Bill & Ted's Excellent Adventure star Alex Winter recently revealed that he is a survivor of childhood sexual abuse in a new interview with BBC Radio 5 live's Adrian Chiles.
But, the actor-turned-filmmaker said, working on the set of the original 1989 film, and then again for the 1991 sequel Bill & Ted's Bogus Journey, was instrumental in helping him push past the scars of abuse.
"The movies are what they are, they're silly and all that, I don't hold them in overly high estimation as works of art or anything, but we had a lot of fun making them," Winter said. "But for me personally, in terms of the experience … it was really, really helpful for me mentally. And it was a great environment. The world of Bill & Ted is a very sweet and fun place to run around in."
"It was an opportunity to be child-like … innocent and sweet," he said of the movies, calling work on them "therapeutic."
Winter played the titular Bill in the flicks, with Keanu Reeves starring opposite him as Ted. The two films revolved around the misadventures of two seemingly dumb teens off to try and accomplish some outlandish tasks (in the first, they try to prepare the ultimate historical presentation by using a time machine; in the second, they have to eliminate their clones).

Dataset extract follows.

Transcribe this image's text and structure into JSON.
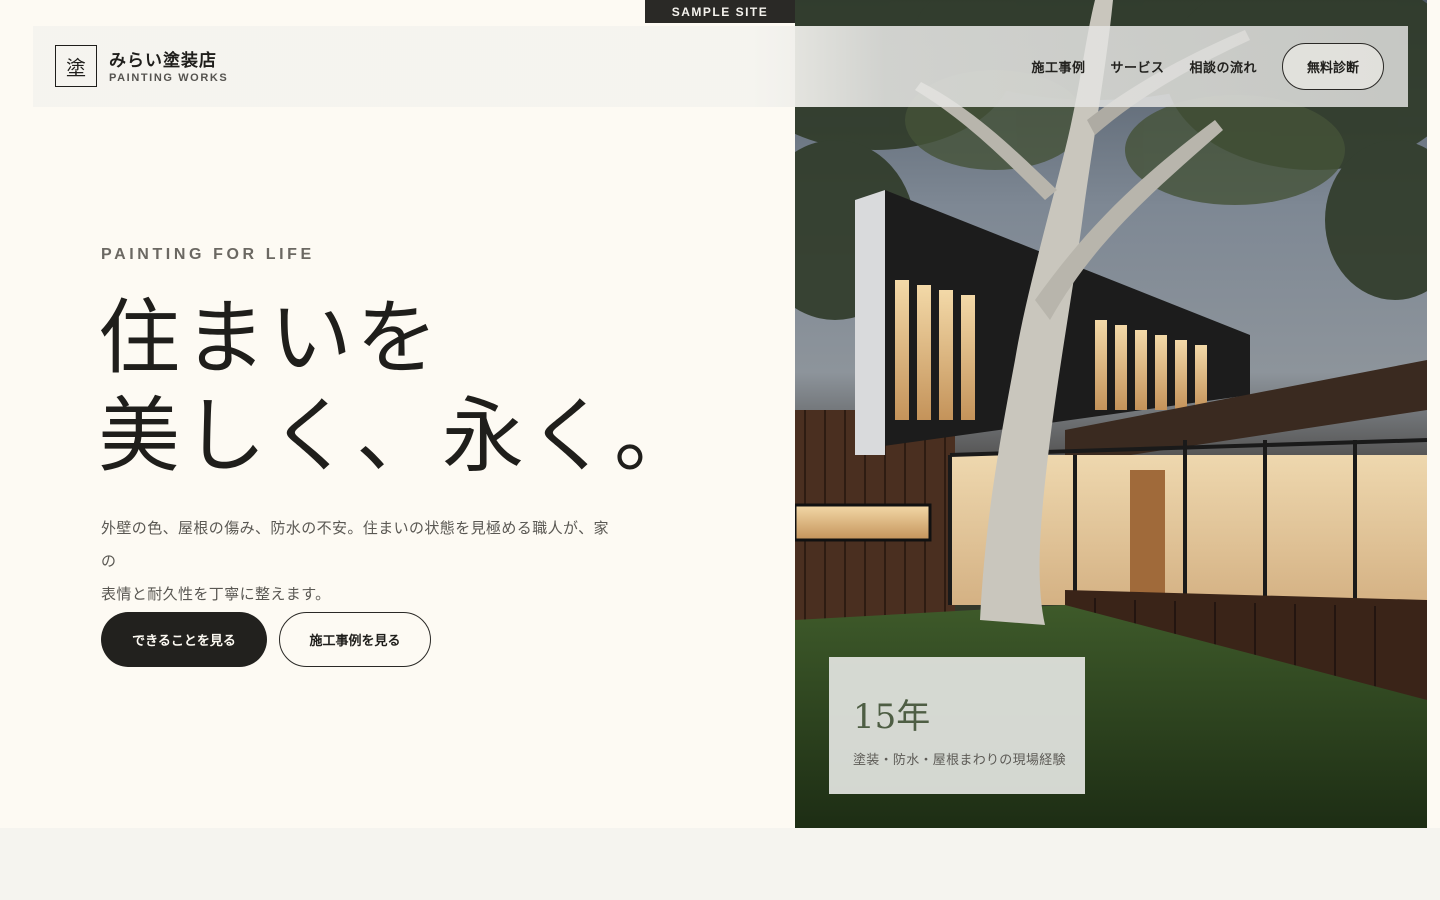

The actor explained that he had never brought up the abuse previously because he viewed it as a "potentially dangerous secret," even though he described the aftermath of dealing with the abuse as "hellish."
"I don't think anybody felt like they were going to be heard if they said anything about this type of behavior, until very recently," he said. "I didn't feel that I had any place of safety to unlock an extremely sensitive and potentially dangerous secret."
For Winter, the "lightbulb" moment came in October of last year, when Harvey Weinstein was bombarded with allegations of sexual harassment and abuse that spanned decades. Seeing so many survivors come forward in the media gave him the courage to face his past, he said. Not that simply acknowledging the abuse will create change.
"The problems aren't going to get sorted out overnight, because frankly, these issues are part of the fabric of human nature, and they've existed since there have been human beings walking around on the planet. So it's going to take time, it's going to take mental health work, it's going to take the capacity of society to listen to some very unpleasant truths about itself. And there's no doubt that that's going to take time."